Enter the Heartbreak Kid, Shawn Michaels.
HBK retired 8 years ago in what is considered one of, if not the, greatest matches in Wrestlemania history against the Undertaker. After the match he swore he wouldn’t come back, that out of respect for Taker and for what they had done in that ring, he was going to be the guy that stayed retired.
It would seem however, that as the Million Dollar Man was known to say: everybody’s got a price.
We now know, as has been suspected for a few weeks, that Shawn will return to action as one half of D-Generation X with WWE COO Triple H to face the Brothers of Destruction, Kane and The Undertaker, at Crown Jewel, live from Saudi Arabia on November 2nd.
The first thing I need to get out of the way is that I’m not mad about Shawn’s return at all. There is zero chance that isn’t still capable of out-working almost anybody on the roster or that he would step foot in a ring if he didn’t think he was able to still be The Showstopper. I also understand why he is doing this “legends” style match with 3 other guys in their 40’s/50’s rather than working a young talent or a dream match with AJ Styles or Daniel Bryan. This thing comes down to miles and money.
Shawn is stepping back into a ring and travelling to Saudi Arabia, after already making the trip to Australia for Super Show-Down, because there is big money on the table. Period.
These emerging markets for the WWE want to see big stars and are willing to pay to do it. If Stone Cold or Hogan could work, you can bet your bottom dollar that they would going over, too. There is no distance a wrestler that has come up on the grind of the road won’t go for a solid payday, including a moral distance in this case.
How does a born again Christian like Shawn Michaels feel about the state of things in Saudi Arabia? How does a true patriot like Vince McMahon settle with the notion that Saudi Arabia has been implicated in the 9/11 attacks and still head over there to do business?

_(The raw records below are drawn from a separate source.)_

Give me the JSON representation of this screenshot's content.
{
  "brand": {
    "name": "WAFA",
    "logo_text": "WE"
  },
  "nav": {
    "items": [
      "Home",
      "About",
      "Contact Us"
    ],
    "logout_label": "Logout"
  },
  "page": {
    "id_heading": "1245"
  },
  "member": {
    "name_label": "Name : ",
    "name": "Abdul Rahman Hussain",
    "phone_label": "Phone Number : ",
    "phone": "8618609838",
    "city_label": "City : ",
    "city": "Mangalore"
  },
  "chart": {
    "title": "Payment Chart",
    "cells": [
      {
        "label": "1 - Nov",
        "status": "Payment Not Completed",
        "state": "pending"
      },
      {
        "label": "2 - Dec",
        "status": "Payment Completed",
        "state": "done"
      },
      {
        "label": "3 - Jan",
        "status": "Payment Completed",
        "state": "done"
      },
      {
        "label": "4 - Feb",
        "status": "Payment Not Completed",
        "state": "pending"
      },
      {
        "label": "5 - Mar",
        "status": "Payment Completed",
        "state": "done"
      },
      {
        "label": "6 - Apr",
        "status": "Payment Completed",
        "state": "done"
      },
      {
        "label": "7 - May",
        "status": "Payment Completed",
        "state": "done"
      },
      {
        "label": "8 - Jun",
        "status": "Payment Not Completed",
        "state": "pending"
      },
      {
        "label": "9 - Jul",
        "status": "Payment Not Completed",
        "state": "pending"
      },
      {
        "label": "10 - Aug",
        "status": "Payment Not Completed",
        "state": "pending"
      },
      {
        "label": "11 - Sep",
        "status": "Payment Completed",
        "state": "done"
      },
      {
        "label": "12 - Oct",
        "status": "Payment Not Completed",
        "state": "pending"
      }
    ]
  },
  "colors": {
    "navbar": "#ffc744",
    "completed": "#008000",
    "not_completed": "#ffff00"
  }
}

The miles and the money.
Look, I’ve never been offered any millions of dollars to do anything, but its a short-ass list of things I can think of that I wouldn’t do that comes off the top of my head when I think about it.
The dimensions that we as fans are left to deal with, like wondering why the fans in North America weren’t worth a comeback from HBK, despite peppering him with “one more match” chants every single time we see him and being there since day one. Or why we are expected to embrace the Women’s Revolution and buy in for the all women’s PPV event, when all it takes is a few million in cash for the WWE itself to agree to leave ALL THE WOMEN THAT WORK FOR THEM home to catch a payday. These are things that we have to work through with a different set of qualifiers, because wrestling is real to us in more ways than just miles and money.
For fans of pro wrestling, we have to believe in what we see to enjoy it. We have to forget that what we see is scripted, that the punches don’t connect and that the “smack” sound of a well placed super-kick is actually a guy slapping his own thigh. We have to believe in the drama created by the performers in the ring and let go of all the things we “know” about the wrestling business.
In the case of Crown Jewel, the WWE’s relationship with Saudi Arabia, and the return of Shawn Michaels, it is harder to make that leap. As great a storyteller as he is, and as amazing a sight as it will be to see those four in the ring together, it is going to be really hard to separate the drama of the match and the reason that it is taking place:
The miles… and the money.